In full and without alteration, print the entries that follow.

#####

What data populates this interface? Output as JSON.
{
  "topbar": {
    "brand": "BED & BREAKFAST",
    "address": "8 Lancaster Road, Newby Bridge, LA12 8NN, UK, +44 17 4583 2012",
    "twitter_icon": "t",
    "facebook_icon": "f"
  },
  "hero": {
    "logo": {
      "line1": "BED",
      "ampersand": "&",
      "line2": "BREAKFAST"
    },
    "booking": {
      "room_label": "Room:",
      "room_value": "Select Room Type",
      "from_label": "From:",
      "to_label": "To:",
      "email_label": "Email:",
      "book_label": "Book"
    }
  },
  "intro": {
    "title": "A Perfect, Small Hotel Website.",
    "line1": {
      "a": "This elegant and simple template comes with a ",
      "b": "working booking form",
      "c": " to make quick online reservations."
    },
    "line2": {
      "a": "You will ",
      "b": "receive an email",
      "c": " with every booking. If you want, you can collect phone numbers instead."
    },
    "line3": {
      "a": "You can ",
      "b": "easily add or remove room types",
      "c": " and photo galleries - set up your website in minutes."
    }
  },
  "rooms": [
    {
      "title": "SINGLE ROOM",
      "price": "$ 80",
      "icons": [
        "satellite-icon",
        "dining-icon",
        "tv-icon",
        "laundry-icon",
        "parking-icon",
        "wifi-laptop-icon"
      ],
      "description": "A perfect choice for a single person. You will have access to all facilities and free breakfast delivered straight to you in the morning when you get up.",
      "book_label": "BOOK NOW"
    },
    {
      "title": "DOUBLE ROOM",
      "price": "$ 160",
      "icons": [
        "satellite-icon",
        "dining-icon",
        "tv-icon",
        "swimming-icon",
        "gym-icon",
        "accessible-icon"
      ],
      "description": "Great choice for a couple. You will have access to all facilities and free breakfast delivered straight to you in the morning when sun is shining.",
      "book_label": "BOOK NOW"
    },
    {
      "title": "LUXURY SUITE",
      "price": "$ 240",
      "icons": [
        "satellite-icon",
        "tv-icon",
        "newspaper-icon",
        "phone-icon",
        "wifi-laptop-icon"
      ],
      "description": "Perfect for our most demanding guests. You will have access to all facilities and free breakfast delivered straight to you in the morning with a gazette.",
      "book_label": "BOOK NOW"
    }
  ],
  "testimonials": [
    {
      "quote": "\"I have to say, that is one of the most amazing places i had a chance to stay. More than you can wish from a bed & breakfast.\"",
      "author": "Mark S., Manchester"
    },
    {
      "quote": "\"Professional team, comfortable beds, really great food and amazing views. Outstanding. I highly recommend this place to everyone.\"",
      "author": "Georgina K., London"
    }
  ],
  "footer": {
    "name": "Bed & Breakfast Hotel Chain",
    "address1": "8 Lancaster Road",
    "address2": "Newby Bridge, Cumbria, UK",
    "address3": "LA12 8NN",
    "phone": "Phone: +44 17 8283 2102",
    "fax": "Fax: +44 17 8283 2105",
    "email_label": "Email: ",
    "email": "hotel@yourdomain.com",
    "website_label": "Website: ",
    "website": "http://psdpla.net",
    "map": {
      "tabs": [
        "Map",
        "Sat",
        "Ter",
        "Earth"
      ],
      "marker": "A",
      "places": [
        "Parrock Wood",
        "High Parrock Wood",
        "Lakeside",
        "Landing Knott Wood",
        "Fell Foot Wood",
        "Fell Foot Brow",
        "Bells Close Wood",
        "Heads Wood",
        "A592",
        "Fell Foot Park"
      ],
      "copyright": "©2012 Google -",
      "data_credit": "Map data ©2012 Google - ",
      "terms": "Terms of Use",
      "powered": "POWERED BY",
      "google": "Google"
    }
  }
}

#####

Result ::
What data populates this interface? Output as JSON.
{
  "topbar": {
    "brand": "BED & BREAKFAST",
    "address": "8 Lancaster Road, Newby Bridge, LA12 8NN, UK, +44 17 4583 2012",
    "twitter_icon": "t",
    "facebook_icon": "f"
  },
  "hero": {
    "logo": {
      "line1": "BED",
      "ampersand": "&",
      "line2": "BREAKFAST"
    },
    "booking": {
      "room_label": "Room:",
      "room_value": "Select Room Type",
      "from_label": "From:",
      "to_label": "To:",
      "email_label": "Email:",
      "book_label": "Book"
    }
  },
  "intro": {
    "title": "A Perfect, Small Hotel Website.",
    "line1": {
      "a": "This elegant and simple template comes with a ",
      "b": "working booking form",
      "c": " to make quick online reservations."
    },
    "line2": {
      "a": "You will ",
      "b": "receive an email",
      "c": " with every booking. If you want, you can collect phone numbers instead."
    },
    "line3": {
      "a": "You can ",
      "b": "easily add or remove room types",
      "c": " and photo galleries - set up your website in minutes."
    }
  },
  "rooms": [
    {
      "title": "SINGLE ROOM",
      "price": "$ 80",
      "icons": [
        "satellite-icon",
        "dining-icon",
        "tv-icon",
        "laundry-icon",
        "parking-icon",
        "wifi-laptop-icon"
      ],
      "description": "A perfect choice for a single person. You will have access to all facilities and free breakfast delivered straight to you in the morning when you get up.",
      "book_label": "BOOK NOW"
    },
    {
      "title": "DOUBLE ROOM",
      "price": "$ 160",
      "icons": [
        "satellite-icon",
        "dining-icon",
        "tv-icon",
        "swimming-icon",
        "gym-icon",
        "accessible-icon"
      ],
      "description": "Great choice for a couple. You will have access to all facilities and free breakfast delivered straight to you in the morning when sun is shining.",
      "book_label": "BOOK NOW"
    },
    {
      "title": "LUXURY SUITE",
      "price": "$ 240",
      "icons": [
        "satellite-icon",
        "tv-icon",
        "newspaper-icon",
        "phone-icon",
        "wifi-laptop-icon"
      ],
      "description": "Perfect for our most demanding guests. You will have access to all facilities and free breakfast delivered straight to you in the morning with a gazette.",
      "book_label": "BOOK NOW"
    }
  ],
  "testimonials": [
    {
      "quote": "\"I have to say, that is one of the most amazing places i had a chance to stay. More than you can wish from a bed & breakfast.\"",
      "author": "Mark S., Manchester"
    },
    {
      "quote": "\"Professional team, comfortable beds, really great food and amazing views. Outstanding. I highly recommend this place to everyone.\"",
      "author": "Georgina K., London"
    }
  ],
  "footer": {
    "name": "Bed & Breakfast Hotel Chain",
    "address1": "8 Lancaster Road",
    "address2": "Newby Bridge, Cumbria, UK",
    "address3": "LA12 8NN",
    "phone": "Phone: +44 17 8283 2102",
    "fax": "Fax: +44 17 8283 2105",
    "email_label": "Email: ",
    "email": "hotel@yourdomain.com",
    "website_label": "Website: ",
    "website": "http://psdpla.net",
    "map": {
      "tabs": [
        "Map",
        "Sat",
        "Ter",
        "Earth"
      ],
      "marker": "A",
      "places": [
        "Parrock Wood",
        "High Parrock Wood",
        "Lakeside",
        "Landing Knott Wood",
        "Fell Foot Wood",
        "Fell Foot Brow",
        "Bells Close Wood",
        "Heads Wood",
        "A592",
        "Fell Foot Park"
      ],
      "copyright": "©2012 Google -",
      "data_credit": "Map data ©2012 Google - ",
      "terms": "Terms of Use",
      "powered": "POWERED BY",
      "google": "Google"
    }
  }
}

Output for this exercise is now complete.